Here, Conda gave an understandable explanation of why it was named as plaintiff instead of Beker, based upon the relationship between a managing partner and the partnership. Extensive discovery has been conducted by both sides. Conda has provided all requested documents to M.D. Construction; most, if not all, of the documents have been in Beker's possession. M.D. Construction has deposed several Beker employees. The underlying facts giving rise to this action are understood by both parties. M.D. Construction has not indicated it was unsure about the events at issue. From our review of the record, Conda appears to have acted in good faith. There is no indication that M.D. Construction has experienced any real prejudice because of the time span involved. A great injustice would result if the legitimate claims were defeated by the simple error of form when the mistake is so easily corrected. Under the facts of this case, the two-year period of time between M.D. Construction's answer objecting to the designated plaintiff and Conda's filing of its motion to amend is not unreasonable. Accordingly, we hold that the district court abused its discretion in denying Conda's motion. The entry of summary judgment was inappropriate.
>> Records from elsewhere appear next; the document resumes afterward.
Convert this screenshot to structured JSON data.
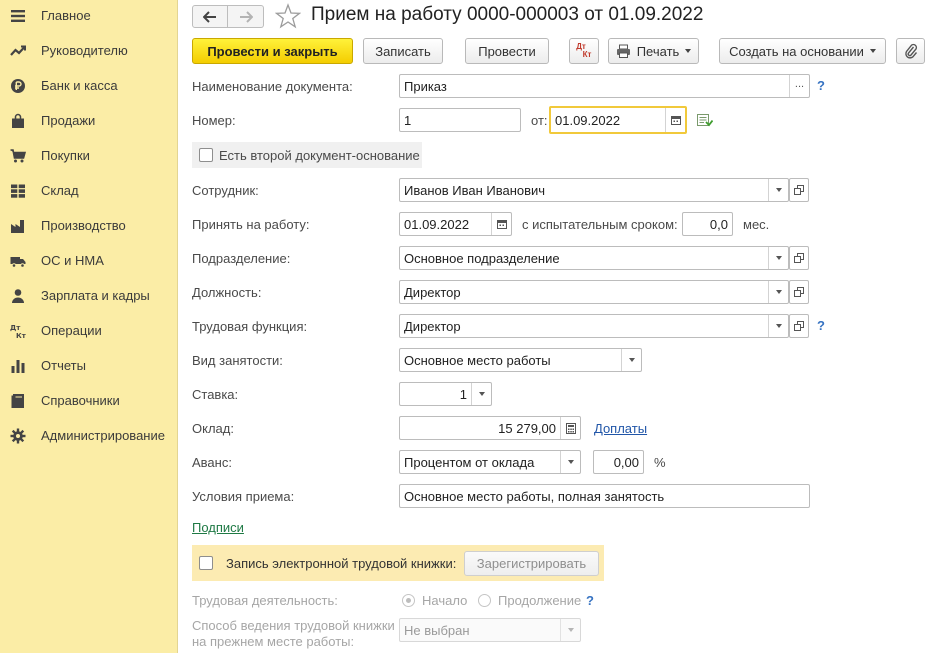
{
  "sidebar": {
    "items": [
      {
        "label": "Главное",
        "icon": "menu-lines-icon"
      },
      {
        "label": "Руководителю",
        "icon": "trend-chart-icon"
      },
      {
        "label": "Банк и касса",
        "icon": "ruble-coin-icon"
      },
      {
        "label": "Продажи",
        "icon": "shopping-bag-icon"
      },
      {
        "label": "Покупки",
        "icon": "shopping-cart-icon"
      },
      {
        "label": "Склад",
        "icon": "warehouse-grid-icon"
      },
      {
        "label": "Производство",
        "icon": "factory-icon"
      },
      {
        "label": "ОС и НМА",
        "icon": "truck-icon"
      },
      {
        "label": "Зарплата и кадры",
        "icon": "person-icon"
      },
      {
        "label": "Операции",
        "icon": "dt-kt-icon"
      },
      {
        "label": "Отчеты",
        "icon": "bar-chart-icon"
      },
      {
        "label": "Справочники",
        "icon": "books-icon"
      },
      {
        "label": "Администрирование",
        "icon": "gear-icon"
      }
    ]
  },
  "header": {
    "title": "Прием на работу 0000-000003 от 01.09.2022"
  },
  "toolbar": {
    "post_close": "Провести и закрыть",
    "save": "Записать",
    "post": "Провести",
    "print": "Печать",
    "create_based": "Создать на основании",
    "dtkt_top": "Дт",
    "dtkt_bottom": "Кт"
  },
  "form": {
    "doc_name_label": "Наименование документа:",
    "doc_name_value": "Приказ",
    "doc_name_more": "...",
    "number_label": "Номер:",
    "number_value": "1",
    "date_from_label": "от:",
    "date_value": "01.09.2022",
    "second_basis_label": "Есть второй документ-основание",
    "employee_label": "Сотрудник:",
    "employee_value": "Иванов Иван Иванович",
    "hire_date_label": "Принять на работу:",
    "hire_date_value": "01.09.2022",
    "probation_label": "с испытательным сроком:",
    "probation_value": "0,0",
    "probation_unit": "мес.",
    "department_label": "Подразделение:",
    "department_value": "Основное подразделение",
    "position_label": "Должность:",
    "position_value": "Директор",
    "labor_function_label": "Трудовая функция:",
    "labor_function_value": "Директор",
    "employment_type_label": "Вид занятости:",
    "employment_type_value": "Основное место работы",
    "rate_label": "Ставка:",
    "rate_value": "1",
    "salary_label": "Оклад:",
    "salary_value": "15 279,00",
    "extra_pay_link": "Доплаты",
    "advance_label": "Аванс:",
    "advance_method": "Процентом от оклада",
    "advance_value": "0,00",
    "advance_unit": "%",
    "conditions_label": "Условия приема:",
    "conditions_value": "Основное место работы, полная занятость",
    "signatures_link": "Подписи",
    "help": "?"
  },
  "etk": {
    "label": "Запись электронной трудовой книжки:",
    "register_button": "Зарегистрировать",
    "activity_label": "Трудовая деятельность:",
    "opt_start": "Начало",
    "opt_continue": "Продолжение",
    "method_label_1": "Способ ведения трудовой книжки",
    "method_label_2": "на прежнем месте работы:",
    "method_value": "Не выбран"
  }
}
On appeal, M.D. Construction postulates another theory to support the district court's decision. Based upon a provision in the construction contract limiting its warranty for quality workmanship to three years, M.D. Construction argues that this is a bargained-for period of limitation. We disagree. The provision merely recites the duration of a warranty, not a limitation period for lawsuits.
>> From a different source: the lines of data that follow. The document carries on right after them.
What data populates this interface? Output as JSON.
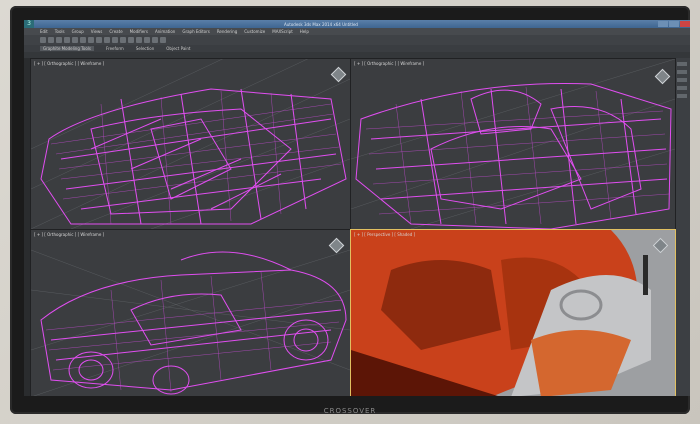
{
  "window": {
    "title": "Autodesk 3ds Max 2014  x64   Untitled",
    "app_logo": "3"
  },
  "menu": {
    "items": [
      "Edit",
      "Tools",
      "Group",
      "Views",
      "Create",
      "Modifiers",
      "Animation",
      "Graph Editors",
      "Rendering",
      "Customize",
      "MAXScript",
      "Help"
    ]
  },
  "ribbon": {
    "tabs": [
      "Graphite Modeling Tools",
      "Freeform",
      "Selection",
      "Object Paint"
    ],
    "sub_label": "Polygon Modeling"
  },
  "viewports": {
    "top_left": {
      "label": "[ + ] [ Orthographic ] [ Wireframe ]"
    },
    "top_right": {
      "label": "[ + ] [ Orthographic ] [ Wireframe ]"
    },
    "bottom_left": {
      "label": "[ + ] [ Orthographic ] [ Wireframe ]"
    },
    "bottom_right": {
      "label": "[ + ] [ Perspective ] [ Shaded ]"
    }
  },
  "monitor": {
    "brand": "CROSSOVER"
  },
  "colors": {
    "wireframe": "#e04ef0",
    "shaded_body": "#c9411b",
    "active_border": "#e1c061"
  },
  "icons": [
    "app-logo-icon",
    "viewcube-icon",
    "minimize-icon",
    "maximize-icon",
    "close-icon"
  ]
}
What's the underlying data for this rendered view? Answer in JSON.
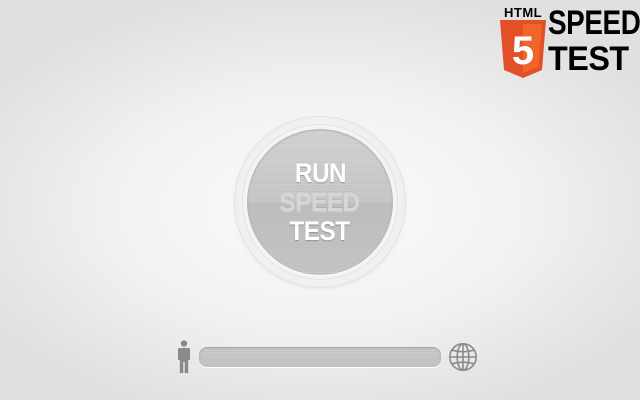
{
  "logo": {
    "html_label": "HTML",
    "shield_number": "5",
    "word_1": "SPEED",
    "word_2": "TEST",
    "shield_color": "#e34f26",
    "shield_highlight": "#f06529"
  },
  "run_button": {
    "line_1": "RUN",
    "line_2": "SPEED",
    "line_3": "TEST"
  },
  "progress": {
    "left_icon": "person-icon",
    "right_icon": "globe-icon",
    "value": 0
  },
  "colors": {
    "background": "#f1f1f1",
    "button_face": "#c6c6c6",
    "icon_gray": "#8a8a8a"
  }
}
The order of the district court denying Conda's motion to amend is reversed. The summary judgment entered for M.D. Construction is vacated. The case is remanded for further proceedings. Costs to appellant, Conda Partnership. No attorney fees on appeal.